For their sophomore effort, 1984's The Last in Line, the band expanded its lineup to include keyboardist Claude Schnell, as the album would become the biggest hit of Dio's career (on the strength of another MTV-approved video, for the album's anthemic title track) and the group became an arena-headliner. Although Dio's next release, 1985's Sacred Heart, was commercially successful, Campbell had become disillusioned by the group's direction and split from the group a year later. Just prior to Campbell's exit, the entire Dio band helped organize Hear N' Aid, an all-star assembly of heavy metal artists that recorded a track called "Stars," which helped fight world hunger (a subsequent album was issued as well, collecting previously unreleased live tracks from a few of the day's top hard rock acts). Former Giuffria guitarist Craig Goldy took Campbell's place, resulting in such releases as 1986's live EP Intermission and 1987's Dream Evil, which retained the group's headbanging audience, but failed to expand upon it as its previous releases had.

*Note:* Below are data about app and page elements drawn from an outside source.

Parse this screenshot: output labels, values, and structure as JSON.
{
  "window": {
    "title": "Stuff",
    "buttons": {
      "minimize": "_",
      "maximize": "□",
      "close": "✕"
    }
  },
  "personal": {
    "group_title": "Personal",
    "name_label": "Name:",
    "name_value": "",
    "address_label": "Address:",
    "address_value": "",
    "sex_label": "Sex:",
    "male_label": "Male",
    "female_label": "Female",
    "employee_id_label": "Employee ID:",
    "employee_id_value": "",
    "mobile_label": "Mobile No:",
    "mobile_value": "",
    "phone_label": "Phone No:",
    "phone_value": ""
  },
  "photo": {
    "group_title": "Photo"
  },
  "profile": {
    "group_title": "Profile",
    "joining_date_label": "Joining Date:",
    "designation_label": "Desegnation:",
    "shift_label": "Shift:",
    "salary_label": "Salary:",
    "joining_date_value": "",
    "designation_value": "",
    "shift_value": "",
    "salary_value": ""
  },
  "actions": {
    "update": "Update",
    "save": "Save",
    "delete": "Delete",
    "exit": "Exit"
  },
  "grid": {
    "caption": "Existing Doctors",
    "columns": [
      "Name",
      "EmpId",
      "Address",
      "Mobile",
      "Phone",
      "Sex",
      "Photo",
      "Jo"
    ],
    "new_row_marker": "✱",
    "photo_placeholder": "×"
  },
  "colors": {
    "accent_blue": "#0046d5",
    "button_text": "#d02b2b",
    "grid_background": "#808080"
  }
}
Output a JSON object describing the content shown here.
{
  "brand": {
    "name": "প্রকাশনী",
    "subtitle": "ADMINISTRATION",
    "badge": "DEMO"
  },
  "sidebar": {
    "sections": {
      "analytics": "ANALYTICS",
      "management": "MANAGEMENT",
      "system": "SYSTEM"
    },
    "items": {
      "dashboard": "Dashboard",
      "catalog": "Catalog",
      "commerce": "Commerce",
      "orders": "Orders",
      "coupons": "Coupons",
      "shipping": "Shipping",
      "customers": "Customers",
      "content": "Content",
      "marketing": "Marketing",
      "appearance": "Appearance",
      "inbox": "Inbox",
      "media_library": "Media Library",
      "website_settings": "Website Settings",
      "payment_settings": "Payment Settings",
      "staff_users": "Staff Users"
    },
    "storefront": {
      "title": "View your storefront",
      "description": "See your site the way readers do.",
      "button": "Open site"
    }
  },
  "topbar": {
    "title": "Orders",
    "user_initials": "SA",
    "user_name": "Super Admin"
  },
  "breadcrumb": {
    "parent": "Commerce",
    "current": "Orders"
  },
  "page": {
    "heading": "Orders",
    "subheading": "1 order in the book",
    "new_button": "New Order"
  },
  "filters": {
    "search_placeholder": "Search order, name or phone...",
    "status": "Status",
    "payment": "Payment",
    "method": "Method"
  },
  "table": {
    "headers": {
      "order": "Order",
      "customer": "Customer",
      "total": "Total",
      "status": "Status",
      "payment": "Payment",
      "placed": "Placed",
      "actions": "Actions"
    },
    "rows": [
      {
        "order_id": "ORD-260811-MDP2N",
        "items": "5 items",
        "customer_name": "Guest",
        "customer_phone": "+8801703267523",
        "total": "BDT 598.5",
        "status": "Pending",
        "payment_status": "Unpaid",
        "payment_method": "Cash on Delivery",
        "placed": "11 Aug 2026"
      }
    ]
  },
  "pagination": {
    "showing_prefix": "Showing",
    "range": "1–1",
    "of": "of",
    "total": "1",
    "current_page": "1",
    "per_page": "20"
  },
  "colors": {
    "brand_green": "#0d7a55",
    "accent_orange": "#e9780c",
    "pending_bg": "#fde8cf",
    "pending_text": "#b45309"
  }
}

By 1990's Lock up the Wolves, Ronnie James Dio was the only original member of Dio left in attendance as the band's lineup continued to fluctuate throughout the '90s on such releases as 1994's Strange Highways, 1996's Angry Machines, and 1998's Inferno: Last in Live (Ronnie James took a brief break from Dio in 1992 to rejoin Black Sabbath for a lone release, Dehumanizer). In 2000, a pair of Dio releases emerged; first was Dio's first new studio album in four years, the concept album Magica (which saw past members Bain and Goldy return to the group), as well as a 16-track compilation titled The Very Beast of Dio. His medieval-themed metal returned two years later, when the Killing the Dragon album arrived in the spring of 2002. The album was a serious endevor, but Dio also learned to make fun of his image after years of defending it, inviting comedy duo Tenacious D to star in the video for "Push" and even including the clip on the fall re-release of Killing the Dragon.